**What you are asked to do:** The entries should each be set down again precisely.

Data about app and page elements:
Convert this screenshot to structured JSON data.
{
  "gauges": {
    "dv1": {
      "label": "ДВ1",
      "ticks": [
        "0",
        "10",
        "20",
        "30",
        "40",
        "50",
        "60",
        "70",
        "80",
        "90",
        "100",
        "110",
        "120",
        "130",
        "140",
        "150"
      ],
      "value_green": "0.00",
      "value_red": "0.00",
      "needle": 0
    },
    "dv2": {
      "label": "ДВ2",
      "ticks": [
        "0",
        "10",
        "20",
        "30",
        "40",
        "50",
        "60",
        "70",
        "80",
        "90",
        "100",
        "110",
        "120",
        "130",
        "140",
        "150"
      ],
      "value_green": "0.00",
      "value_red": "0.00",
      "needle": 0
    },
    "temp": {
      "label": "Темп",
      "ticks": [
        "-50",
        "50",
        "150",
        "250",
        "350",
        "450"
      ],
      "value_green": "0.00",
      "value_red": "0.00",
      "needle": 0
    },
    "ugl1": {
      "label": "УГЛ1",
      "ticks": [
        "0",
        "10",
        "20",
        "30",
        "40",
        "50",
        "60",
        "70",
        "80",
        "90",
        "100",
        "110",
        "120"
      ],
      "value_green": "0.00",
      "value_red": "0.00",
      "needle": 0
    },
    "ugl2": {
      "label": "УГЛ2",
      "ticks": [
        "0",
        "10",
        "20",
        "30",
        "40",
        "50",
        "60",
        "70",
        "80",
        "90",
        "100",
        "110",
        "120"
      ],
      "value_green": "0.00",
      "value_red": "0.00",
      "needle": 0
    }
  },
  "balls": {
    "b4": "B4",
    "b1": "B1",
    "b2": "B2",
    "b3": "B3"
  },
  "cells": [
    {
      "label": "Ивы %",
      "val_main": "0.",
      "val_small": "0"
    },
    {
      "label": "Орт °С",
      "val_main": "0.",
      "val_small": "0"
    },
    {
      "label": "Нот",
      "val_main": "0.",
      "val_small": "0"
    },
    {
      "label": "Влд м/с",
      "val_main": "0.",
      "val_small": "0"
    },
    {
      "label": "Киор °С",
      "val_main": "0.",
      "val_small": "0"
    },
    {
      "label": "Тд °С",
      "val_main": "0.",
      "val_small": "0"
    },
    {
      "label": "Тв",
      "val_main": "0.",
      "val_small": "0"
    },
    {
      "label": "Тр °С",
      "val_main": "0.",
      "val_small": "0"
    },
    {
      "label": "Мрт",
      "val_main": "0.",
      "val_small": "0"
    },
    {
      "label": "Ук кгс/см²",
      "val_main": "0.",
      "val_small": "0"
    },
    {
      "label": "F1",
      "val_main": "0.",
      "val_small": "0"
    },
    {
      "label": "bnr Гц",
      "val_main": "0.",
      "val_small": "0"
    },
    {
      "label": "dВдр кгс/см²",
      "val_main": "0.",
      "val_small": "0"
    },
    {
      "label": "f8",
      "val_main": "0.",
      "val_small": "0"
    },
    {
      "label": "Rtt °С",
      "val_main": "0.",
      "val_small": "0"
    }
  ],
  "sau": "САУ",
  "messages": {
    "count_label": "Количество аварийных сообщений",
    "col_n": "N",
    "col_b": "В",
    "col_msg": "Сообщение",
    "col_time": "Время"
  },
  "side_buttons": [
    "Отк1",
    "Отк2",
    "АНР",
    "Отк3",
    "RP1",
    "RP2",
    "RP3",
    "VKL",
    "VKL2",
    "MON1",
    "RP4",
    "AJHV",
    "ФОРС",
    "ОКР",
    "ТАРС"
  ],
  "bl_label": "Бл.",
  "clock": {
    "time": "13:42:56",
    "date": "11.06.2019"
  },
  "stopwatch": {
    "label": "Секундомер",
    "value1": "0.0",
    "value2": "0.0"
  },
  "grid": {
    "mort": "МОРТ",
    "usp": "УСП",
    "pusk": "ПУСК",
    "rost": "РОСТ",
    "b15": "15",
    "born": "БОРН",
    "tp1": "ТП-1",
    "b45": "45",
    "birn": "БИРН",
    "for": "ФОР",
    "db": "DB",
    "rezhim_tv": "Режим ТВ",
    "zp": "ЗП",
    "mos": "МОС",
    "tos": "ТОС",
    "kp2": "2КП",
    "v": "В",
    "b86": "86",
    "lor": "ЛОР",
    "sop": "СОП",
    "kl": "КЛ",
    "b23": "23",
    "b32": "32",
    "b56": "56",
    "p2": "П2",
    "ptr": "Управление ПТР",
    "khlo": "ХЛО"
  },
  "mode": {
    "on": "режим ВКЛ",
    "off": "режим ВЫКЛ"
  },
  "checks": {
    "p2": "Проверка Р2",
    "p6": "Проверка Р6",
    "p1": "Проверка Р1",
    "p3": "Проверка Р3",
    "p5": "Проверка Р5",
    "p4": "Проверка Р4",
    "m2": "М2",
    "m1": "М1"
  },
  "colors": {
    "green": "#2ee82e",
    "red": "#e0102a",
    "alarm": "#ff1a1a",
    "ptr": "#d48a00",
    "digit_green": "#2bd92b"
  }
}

**Answer to this exercise:**
Convert this screenshot to structured JSON data.
{
  "gauges": {
    "dv1": {
      "label": "ДВ1",
      "ticks": [
        "0",
        "10",
        "20",
        "30",
        "40",
        "50",
        "60",
        "70",
        "80",
        "90",
        "100",
        "110",
        "120",
        "130",
        "140",
        "150"
      ],
      "value_green": "0.00",
      "value_red": "0.00",
      "needle": 0
    },
    "dv2": {
      "label": "ДВ2",
      "ticks": [
        "0",
        "10",
        "20",
        "30",
        "40",
        "50",
        "60",
        "70",
        "80",
        "90",
        "100",
        "110",
        "120",
        "130",
        "140",
        "150"
      ],
      "value_green": "0.00",
      "value_red": "0.00",
      "needle": 0
    },
    "temp": {
      "label": "Темп",
      "ticks": [
        "-50",
        "50",
        "150",
        "250",
        "350",
        "450"
      ],
      "value_green": "0.00",
      "value_red": "0.00",
      "needle": 0
    },
    "ugl1": {
      "label": "УГЛ1",
      "ticks": [
        "0",
        "10",
        "20",
        "30",
        "40",
        "50",
        "60",
        "70",
        "80",
        "90",
        "100",
        "110",
        "120"
      ],
      "value_green": "0.00",
      "value_red": "0.00",
      "needle": 0
    },
    "ugl2": {
      "label": "УГЛ2",
      "ticks": [
        "0",
        "10",
        "20",
        "30",
        "40",
        "50",
        "60",
        "70",
        "80",
        "90",
        "100",
        "110",
        "120"
      ],
      "value_green": "0.00",
      "value_red": "0.00",
      "needle": 0
    }
  },
  "balls": {
    "b4": "B4",
    "b1": "B1",
    "b2": "B2",
    "b3": "B3"
  },
  "cells": [
    {
      "label": "Ивы %",
      "val_main": "0.",
      "val_small": "0"
    },
    {
      "label": "Орт °С",
      "val_main": "0.",
      "val_small": "0"
    },
    {
      "label": "Нот",
      "val_main": "0.",
      "val_small": "0"
    },
    {
      "label": "Влд м/с",
      "val_main": "0.",
      "val_small": "0"
    },
    {
      "label": "Киор °С",
      "val_main": "0.",
      "val_small": "0"
    },
    {
      "label": "Тд °С",
      "val_main": "0.",
      "val_small": "0"
    },
    {
      "label": "Тв",
      "val_main": "0.",
      "val_small": "0"
    },
    {
      "label": "Тр °С",
      "val_main": "0.",
      "val_small": "0"
    },
    {
      "label": "Мрт",
      "val_main": "0.",
      "val_small": "0"
    },
    {
      "label": "Ук кгс/см²",
      "val_main": "0.",
      "val_small": "0"
    },
    {
      "label": "F1",
      "val_main": "0.",
      "val_small": "0"
    },
    {
      "label": "bnr Гц",
      "val_main": "0.",
      "val_small": "0"
    },
    {
      "label": "dВдр кгс/см²",
      "val_main": "0.",
      "val_small": "0"
    },
    {
      "label": "f8",
      "val_main": "0.",
      "val_small": "0"
    },
    {
      "label": "Rtt °С",
      "val_main": "0.",
      "val_small": "0"
    }
  ],
  "sau": "САУ",
  "messages": {
    "count_label": "Количество аварийных сообщений",
    "col_n": "N",
    "col_b": "В",
    "col_msg": "Сообщение",
    "col_time": "Время"
  },
  "side_buttons": [
    "Отк1",
    "Отк2",
    "АНР",
    "Отк3",
    "RP1",
    "RP2",
    "RP3",
    "VKL",
    "VKL2",
    "MON1",
    "RP4",
    "AJHV",
    "ФОРС",
    "ОКР",
    "ТАРС"
  ],
  "bl_label": "Бл.",
  "clock": {
    "time": "13:42:56",
    "date": "11.06.2019"
  },
  "stopwatch": {
    "label": "Секундомер",
    "value1": "0.0",
    "value2": "0.0"
  },
  "grid": {
    "mort": "МОРТ",
    "usp": "УСП",
    "pusk": "ПУСК",
    "rost": "РОСТ",
    "b15": "15",
    "born": "БОРН",
    "tp1": "ТП-1",
    "b45": "45",
    "birn": "БИРН",
    "for": "ФОР",
    "db": "DB",
    "rezhim_tv": "Режим ТВ",
    "zp": "ЗП",
    "mos": "МОС",
    "tos": "ТОС",
    "kp2": "2КП",
    "v": "В",
    "b86": "86",
    "lor": "ЛОР",
    "sop": "СОП",
    "kl": "КЛ",
    "b23": "23",
    "b32": "32",
    "b56": "56",
    "p2": "П2",
    "ptr": "Управление ПТР",
    "khlo": "ХЛО"
  },
  "mode": {
    "on": "режим ВКЛ",
    "off": "режим ВЫКЛ"
  },
  "checks": {
    "p2": "Проверка Р2",
    "p6": "Проверка Р6",
    "p1": "Проверка Р1",
    "p3": "Проверка Р3",
    "p5": "Проверка Р5",
    "p4": "Проверка Р4",
    "m2": "М2",
    "m1": "М1"
  },
  "colors": {
    "green": "#2ee82e",
    "red": "#e0102a",
    "alarm": "#ff1a1a",
    "ptr": "#d48a00",
    "digit_green": "#2bd92b"
  }
}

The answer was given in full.